● Work instructions
Copy each line that contains the string "caption", taking them from the material.
Data for processing START
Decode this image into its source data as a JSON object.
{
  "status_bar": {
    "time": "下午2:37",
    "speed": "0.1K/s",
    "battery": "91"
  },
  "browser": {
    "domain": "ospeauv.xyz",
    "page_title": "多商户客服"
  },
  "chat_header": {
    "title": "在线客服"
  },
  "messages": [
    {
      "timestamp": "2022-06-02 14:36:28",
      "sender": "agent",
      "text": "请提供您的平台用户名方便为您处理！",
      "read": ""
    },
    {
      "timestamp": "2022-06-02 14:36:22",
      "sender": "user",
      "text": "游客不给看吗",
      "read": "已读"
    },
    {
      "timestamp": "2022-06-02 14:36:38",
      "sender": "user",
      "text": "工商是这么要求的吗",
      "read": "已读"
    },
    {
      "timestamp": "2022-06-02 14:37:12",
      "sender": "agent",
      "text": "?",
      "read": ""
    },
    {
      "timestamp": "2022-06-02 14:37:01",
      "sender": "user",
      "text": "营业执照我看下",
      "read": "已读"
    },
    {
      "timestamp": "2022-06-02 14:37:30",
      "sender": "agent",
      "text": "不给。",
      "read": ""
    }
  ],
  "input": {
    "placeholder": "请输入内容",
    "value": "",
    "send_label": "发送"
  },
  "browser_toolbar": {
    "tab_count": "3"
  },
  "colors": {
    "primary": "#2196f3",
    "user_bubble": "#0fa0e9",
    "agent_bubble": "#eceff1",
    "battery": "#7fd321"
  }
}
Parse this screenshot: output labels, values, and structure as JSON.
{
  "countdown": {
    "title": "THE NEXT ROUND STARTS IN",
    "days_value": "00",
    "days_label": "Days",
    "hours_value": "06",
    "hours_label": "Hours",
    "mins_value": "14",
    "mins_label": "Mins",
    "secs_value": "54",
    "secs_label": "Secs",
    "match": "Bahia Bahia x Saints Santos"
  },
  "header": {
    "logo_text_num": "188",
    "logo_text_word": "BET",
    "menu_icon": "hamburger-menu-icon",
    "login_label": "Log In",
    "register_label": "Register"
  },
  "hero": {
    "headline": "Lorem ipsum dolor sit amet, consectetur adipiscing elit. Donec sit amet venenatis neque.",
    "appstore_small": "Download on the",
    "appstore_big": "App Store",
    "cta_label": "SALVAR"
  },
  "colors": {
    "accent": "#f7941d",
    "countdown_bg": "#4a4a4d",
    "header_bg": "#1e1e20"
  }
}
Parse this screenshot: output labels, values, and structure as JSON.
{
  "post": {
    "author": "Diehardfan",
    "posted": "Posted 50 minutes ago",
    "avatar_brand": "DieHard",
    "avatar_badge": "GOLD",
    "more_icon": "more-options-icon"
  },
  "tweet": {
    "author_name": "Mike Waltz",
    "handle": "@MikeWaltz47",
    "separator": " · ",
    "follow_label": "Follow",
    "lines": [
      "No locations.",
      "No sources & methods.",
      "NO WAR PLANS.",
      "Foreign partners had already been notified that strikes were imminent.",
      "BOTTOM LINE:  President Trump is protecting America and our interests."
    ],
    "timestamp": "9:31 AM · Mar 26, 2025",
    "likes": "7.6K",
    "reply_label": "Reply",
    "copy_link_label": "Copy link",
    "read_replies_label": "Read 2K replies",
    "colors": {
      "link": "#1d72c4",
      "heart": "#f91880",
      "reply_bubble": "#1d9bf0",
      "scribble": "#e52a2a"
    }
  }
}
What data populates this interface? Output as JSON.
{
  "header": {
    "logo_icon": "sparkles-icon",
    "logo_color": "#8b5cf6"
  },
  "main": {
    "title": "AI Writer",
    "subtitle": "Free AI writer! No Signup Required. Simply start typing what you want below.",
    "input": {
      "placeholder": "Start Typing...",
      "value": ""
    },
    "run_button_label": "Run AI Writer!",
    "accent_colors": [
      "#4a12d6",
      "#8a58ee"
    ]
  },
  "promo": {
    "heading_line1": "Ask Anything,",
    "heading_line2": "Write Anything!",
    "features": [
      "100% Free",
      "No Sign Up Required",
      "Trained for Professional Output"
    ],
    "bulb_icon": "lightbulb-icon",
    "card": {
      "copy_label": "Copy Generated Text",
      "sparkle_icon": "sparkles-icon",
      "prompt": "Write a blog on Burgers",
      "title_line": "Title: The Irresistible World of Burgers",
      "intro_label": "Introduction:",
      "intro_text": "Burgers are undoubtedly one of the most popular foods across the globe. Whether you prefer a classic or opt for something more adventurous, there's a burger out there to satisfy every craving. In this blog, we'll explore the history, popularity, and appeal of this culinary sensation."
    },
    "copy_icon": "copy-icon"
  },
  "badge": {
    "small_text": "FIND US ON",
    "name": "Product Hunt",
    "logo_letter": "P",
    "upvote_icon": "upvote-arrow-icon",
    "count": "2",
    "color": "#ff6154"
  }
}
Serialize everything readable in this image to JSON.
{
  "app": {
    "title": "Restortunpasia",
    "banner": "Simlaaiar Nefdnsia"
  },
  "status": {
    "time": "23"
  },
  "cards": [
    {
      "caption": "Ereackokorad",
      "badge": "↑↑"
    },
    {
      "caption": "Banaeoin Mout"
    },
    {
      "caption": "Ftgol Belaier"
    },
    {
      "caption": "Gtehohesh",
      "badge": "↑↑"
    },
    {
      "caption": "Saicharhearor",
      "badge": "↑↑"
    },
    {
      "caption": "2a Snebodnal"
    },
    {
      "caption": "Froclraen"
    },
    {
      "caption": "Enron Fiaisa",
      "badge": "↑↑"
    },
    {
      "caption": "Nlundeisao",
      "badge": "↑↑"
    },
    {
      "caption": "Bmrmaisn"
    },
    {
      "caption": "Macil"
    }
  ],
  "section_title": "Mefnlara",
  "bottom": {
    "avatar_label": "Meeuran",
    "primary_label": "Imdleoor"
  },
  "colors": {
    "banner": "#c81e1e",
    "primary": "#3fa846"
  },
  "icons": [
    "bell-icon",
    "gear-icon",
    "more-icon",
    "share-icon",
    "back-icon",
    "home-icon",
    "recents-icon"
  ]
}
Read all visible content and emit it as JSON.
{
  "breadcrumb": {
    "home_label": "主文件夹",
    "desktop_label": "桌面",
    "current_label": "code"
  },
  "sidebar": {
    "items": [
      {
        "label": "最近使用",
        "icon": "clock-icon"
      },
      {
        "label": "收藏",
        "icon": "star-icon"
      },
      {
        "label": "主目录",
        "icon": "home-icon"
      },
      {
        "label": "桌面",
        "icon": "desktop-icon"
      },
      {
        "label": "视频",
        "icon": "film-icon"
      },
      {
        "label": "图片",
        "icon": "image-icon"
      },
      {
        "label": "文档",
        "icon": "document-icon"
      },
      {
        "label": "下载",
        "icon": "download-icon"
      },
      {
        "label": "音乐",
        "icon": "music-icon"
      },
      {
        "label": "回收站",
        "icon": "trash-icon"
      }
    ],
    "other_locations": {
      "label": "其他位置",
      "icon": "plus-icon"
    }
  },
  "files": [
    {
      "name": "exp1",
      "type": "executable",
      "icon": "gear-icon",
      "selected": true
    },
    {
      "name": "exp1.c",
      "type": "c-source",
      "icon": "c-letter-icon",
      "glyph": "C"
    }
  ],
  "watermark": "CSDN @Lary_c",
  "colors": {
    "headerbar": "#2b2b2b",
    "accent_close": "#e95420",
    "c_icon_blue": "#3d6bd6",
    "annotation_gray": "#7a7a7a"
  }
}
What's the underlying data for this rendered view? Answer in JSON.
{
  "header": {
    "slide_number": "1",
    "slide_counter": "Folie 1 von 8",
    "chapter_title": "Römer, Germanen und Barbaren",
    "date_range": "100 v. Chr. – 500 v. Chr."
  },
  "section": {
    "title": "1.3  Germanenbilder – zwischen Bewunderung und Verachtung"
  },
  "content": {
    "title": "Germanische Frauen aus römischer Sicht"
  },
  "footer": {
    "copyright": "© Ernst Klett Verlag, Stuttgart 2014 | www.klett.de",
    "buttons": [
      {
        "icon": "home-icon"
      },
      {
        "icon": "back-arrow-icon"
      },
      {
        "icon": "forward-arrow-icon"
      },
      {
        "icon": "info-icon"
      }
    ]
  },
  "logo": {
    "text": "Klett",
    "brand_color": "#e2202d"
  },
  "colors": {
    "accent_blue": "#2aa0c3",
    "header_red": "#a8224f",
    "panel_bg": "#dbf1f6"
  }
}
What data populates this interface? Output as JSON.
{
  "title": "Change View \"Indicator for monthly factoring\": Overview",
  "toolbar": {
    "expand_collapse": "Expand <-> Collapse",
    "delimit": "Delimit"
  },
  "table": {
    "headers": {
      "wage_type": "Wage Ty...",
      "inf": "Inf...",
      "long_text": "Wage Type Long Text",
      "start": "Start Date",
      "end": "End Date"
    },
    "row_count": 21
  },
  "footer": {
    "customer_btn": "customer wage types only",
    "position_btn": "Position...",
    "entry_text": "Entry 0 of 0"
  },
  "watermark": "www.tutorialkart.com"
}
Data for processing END
● Result for this exercise
      "caption": "Ereackokorad",
      "caption": "Banaeoin Mout"
      "caption": "Ftgol Belaier"
      "caption": "Gtehohesh",
      "caption": "Saicharhearor",
      "caption": "2a Snebodnal"
      "caption": "Froclraen"
      "caption": "Enron Fiaisa",
      "caption": "Nlundeisao",
      "caption": "Bmrmaisn"
      "caption": "Macil"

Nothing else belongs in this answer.